Citing safety issues and economic concerns, property owners along Beach Road have dug in their heels to oppose a state improvement plan for the busy roadway, and are asking the Tisbury selectmen to join them.

“I am requesting that selectmen take a vote to reject [the] plan,” said Debbie Packer, manager of the Shell gas station, who appeared before the selectmen at their meeting Tuesday along with others. “This 100 per cent plan is hurting people. [It is] affecting our health and our ability to run our businesses and live our lives peacefully.”

Selectmen were sympathetic, but stopped short of taking immediate action.

“We’ll listen to you. We have listened. We have heard you,” said board chairman Tristan Israel.

The $5.2 million plan by the Massachusetts Department of Transportation to realign the roadway and improve access for pedestrians and cyclists has been in the works since 2013 and is now at the 100 per cent phase. Mass DOT aims to break ground in the fall of 2019. The plan will require a number of abutters to sell some of their land, and property takings have become a major sticking point.

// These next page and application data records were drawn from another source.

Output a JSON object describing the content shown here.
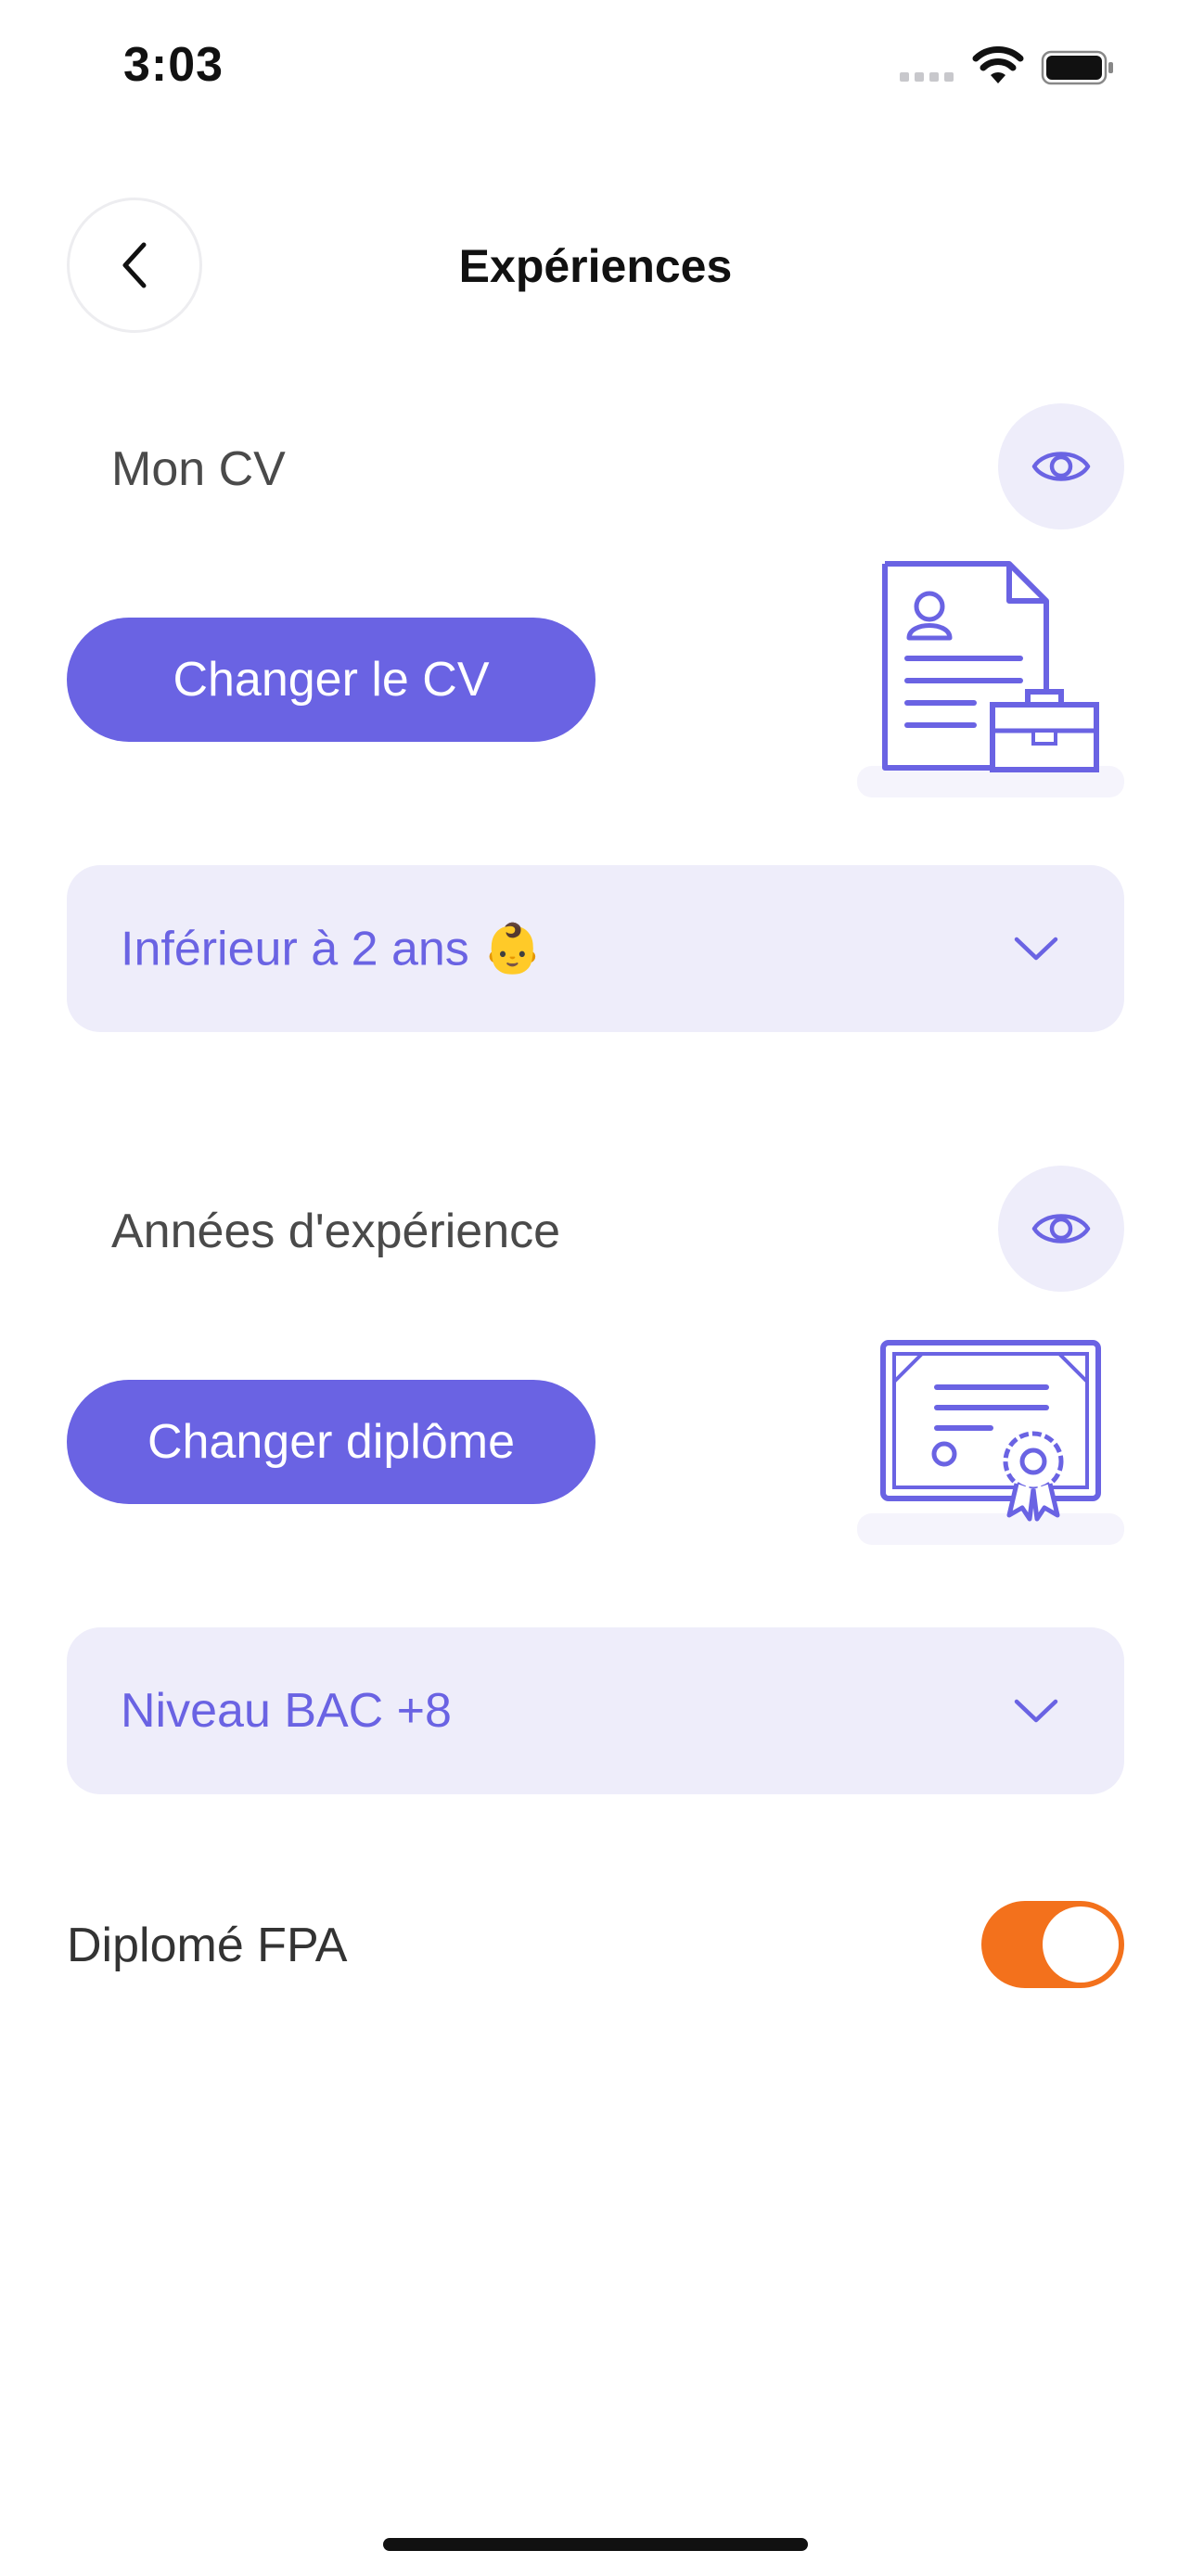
{
  "status_bar": {
    "time": "3:03"
  },
  "header": {
    "title": "Expériences"
  },
  "cv_section": {
    "label": "Mon CV",
    "change_button": "Changer le CV",
    "experience_dropdown": {
      "value": "Inférieur à 2 ans 👶"
    }
  },
  "diploma_section": {
    "label": "Années d'expérience",
    "change_button": "Changer diplôme",
    "level_dropdown": {
      "value": "Niveau BAC +8"
    }
  },
  "fpa": {
    "label": "Diplomé FPA",
    "enabled": true
  },
  "colors": {
    "accent": "#6a63e3",
    "accent_light": "#eeedfa",
    "toggle_on": "#f3711c"
  },
  "icons": {
    "back": "chevron-left-icon",
    "view": "eye-icon",
    "dropdown": "chevron-down-icon",
    "cv_illustration": "resume-briefcase-icon",
    "diploma_illustration": "certificate-icon"
  }
}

“We are not going to stop coming in,” Ms. Packer told the selectmen Tuesday. “And we wouldn’t be continually coming in if we felt like we were being listened to,” she added.

Frank and Vasha Brunelle live on Beach Road. — Holly Pretsky

“This is the worst possible plan we could have for Beach Road and for Tisbury,” said Frank Brunelle, who lives on Beach Road.

Ralph Packer who owns R.M. Packer Co. used a maritime analogy: “When you’re on a ship, and you’re in doubt, you stop,” he said. “And I think we’ve got to stop and weigh these various items that are kind of disturbing.”

The plan could bring the road about three feet closer to the gas pumps at the Shell station, prompting Ms. Packer to raise safety concerns.

Mr. Brunelle said the use of eminent domain to take land for the project would be unwarranted and inappropriate. He presented a petition signed by several abutters that said use of eminent domain would cause severe harm to the economy of the business district. Owners of Vineyard Haven Marina, West Marine and the Net Result were among the signatories.

“Virtually everyone is impacted. Virtually everyone is harmed. The eminent domain is not acceptable,” Mr. Brunelle said.

Another sticking point is the proposed flow of cyclists and pedestrians along the road. The plan proposes symmetrical sidewalks on one part of the road and a single eight to 10-foot cycling and walking path along another part. Mr. Brunelle said he was concerned about the transition area between those two sections where cyclists and pedestrians would have to cross the road.

He read the part of his petition concerning the shared use path (SUP). “We state unequivocally . . . that the SUP as designed is unsafe and puts cyclists and pedestrians in the path of motor vehicles,” the petition reads in part. Mr. Brunelle gave a more colorful critique of the proposal to have all cyclists and pedestrians share the same path: “That is the most insane, ridiculous idea I think that any bike path proposal has ever had in the history of the world,” he said.

Debbie Packer manages her family's Shell station on Beach Road. — Holly Pretsky

He also said symmetrical sidewalks for the whole length of the road made more sense.

In addition to concerns about property takings and the shared use path, area stakeholders have criticized a series of new utility poles that will go up along the road, saying the poles will be taller than existing ones and could mar the view from the new multimillion dollar Martha’s Vineyard Museum.

“We can make a golden path for bicyclists, but the first thing we should do is make a red carpet for the Martha’s Vineyard museum,” Mr. Packer said.

At a presentation of the plan on the Vineyard last month, spokesmen for MassDOT said attempting to make drastic changes at this point in the process could jeopardize the whole project.

On Tuesday, Geoffrey Cassel of Winds Up told selectmen to ignore those stakes.

“[The spokesman] said in his presentation that a good plan is a plan that nobody’s happy with, and everybody seemed to swallow that like a fish with a hook,” Mr. Cassel said. “A good plan is a plan that inspires people. This plan is not going to inspire people.”

At the request of stakeholders, Mr. Israel and selectman James Rogers agreed to discuss sending a letter to the state at their next regular meeting. Mr. Israel noted that he had supported a different version of the plan from the beginning.

Selectman Melinda Loberg left the meeting before the discussion got underway, drawing criticism from some of the stakeholders, but Mr. Israel spoke up in her defense.

“She had to go for legitimate reasons,” he said.

Reached later by telephone, Mrs. Loberg said she had to leave for a previously planned family event, but added that she has met with property owners individually to discuss their concerns. She said she would not support sending a letter to the state.

“I’m not prepared to tell the state that we don’t like their design,” Mrs. Loberg said. “We are very aware of the issues affecting the Packers and we’re working very hard with the state to resolve them.”